t is usually a contradiction when adjectives such as microscopic and massive both serve equally in describing a musician’s sound. Typically, it would be a journalistic farce—a writer attempting to grasp opposites and merely confusing the reader. And you may think I’m doing just that, but that would be a disservice to your ears, as well as Effacement’s astounding display of dynamics, subtleties, form, and technique.
Tomas Korber is a young Swiss/Spanish musician who has performed and played with many of the avant-garde’s mainstays—including Keith Rowe, Günter Müller, and Otomo Yoshihide. While appearing on innumerable collaborative albums and projects over the past few years, Effacement acts as a rare glimpse solely into Korber’s mind in which he illuminates a bright and wonderful collection of sounds. Split into six different compositions, Effacement begins with the momentous “Thermo.” A nineteen minute piece that slowly and intricately places glitches and minute digital scars atop one another, its power is hidden in the fact that you don’t realize your speakers are sputtering and spitting out a tornado of twisted sonic debris until you’re swallowed up in it. It is a sound both beautiful and terrifying—one that approximates a swarm of locusts or an amplified surge of electricity. Microscopic and massive.
“Wüste,” the following track, surrenders to silence for the majority of its duration, properly displaying a prominent feature throughout Effacement. The silence permeates a vast majority of the album and allows the gradual increase of feedback and burst of radio static on the “The Synaptic Spell” to retain a heightened importance. Yet, the most striking feature of Effacement is how fluid Korber’s transitions are between sound sources, approaches, and techniques. Gritty lo-fi noise of the aforementioned track cleanly follows “Fred Austere”’s gamelan-like guitar overtones, and the digital miasma of “Thermo” collides with a stunning, overwhelming silence.

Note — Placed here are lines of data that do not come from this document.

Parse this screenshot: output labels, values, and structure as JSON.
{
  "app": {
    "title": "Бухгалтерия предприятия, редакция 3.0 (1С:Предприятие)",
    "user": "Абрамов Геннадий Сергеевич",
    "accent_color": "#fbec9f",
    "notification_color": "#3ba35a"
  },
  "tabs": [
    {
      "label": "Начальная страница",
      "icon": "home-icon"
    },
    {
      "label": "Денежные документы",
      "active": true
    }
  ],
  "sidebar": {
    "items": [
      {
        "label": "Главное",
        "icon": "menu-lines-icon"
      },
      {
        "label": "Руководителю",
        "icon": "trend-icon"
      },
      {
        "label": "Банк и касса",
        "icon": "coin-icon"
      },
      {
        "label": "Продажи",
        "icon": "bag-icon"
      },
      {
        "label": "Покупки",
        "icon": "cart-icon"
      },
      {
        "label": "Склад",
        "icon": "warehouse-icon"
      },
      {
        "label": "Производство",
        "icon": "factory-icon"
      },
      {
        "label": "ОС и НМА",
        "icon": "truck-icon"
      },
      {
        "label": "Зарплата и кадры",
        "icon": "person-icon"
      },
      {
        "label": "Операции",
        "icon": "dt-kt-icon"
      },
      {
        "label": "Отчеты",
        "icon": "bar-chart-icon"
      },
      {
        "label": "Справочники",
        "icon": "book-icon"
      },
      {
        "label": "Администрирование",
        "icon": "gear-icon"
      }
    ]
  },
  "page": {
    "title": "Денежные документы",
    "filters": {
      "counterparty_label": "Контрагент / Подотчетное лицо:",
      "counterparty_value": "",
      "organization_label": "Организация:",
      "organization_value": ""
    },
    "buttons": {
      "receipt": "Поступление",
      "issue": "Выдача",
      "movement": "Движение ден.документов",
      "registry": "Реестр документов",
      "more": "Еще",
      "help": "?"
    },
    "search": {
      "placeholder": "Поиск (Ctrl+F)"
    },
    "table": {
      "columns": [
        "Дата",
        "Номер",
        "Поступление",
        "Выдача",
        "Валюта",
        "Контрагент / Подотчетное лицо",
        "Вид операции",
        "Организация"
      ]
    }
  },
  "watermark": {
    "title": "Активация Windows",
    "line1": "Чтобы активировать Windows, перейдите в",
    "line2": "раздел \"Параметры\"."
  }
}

Effacement, though, never feels disjointed or inconsistent. On the contrary, it sounds even better when heard in the uniform context of the entire album. The extreme dynamics of Effacement play to its advantage as the album’s experimental nature keeps the sound at once unpredictable and varied, but also unified and cohesive. This is a testament to Korber’s astute ear to take a variant of sounds and sources and craft an album as challenging, beautiful, and awe-inspiring as this.
Reviewed by: Ryan Potts
Reviewed on: 2006-02-02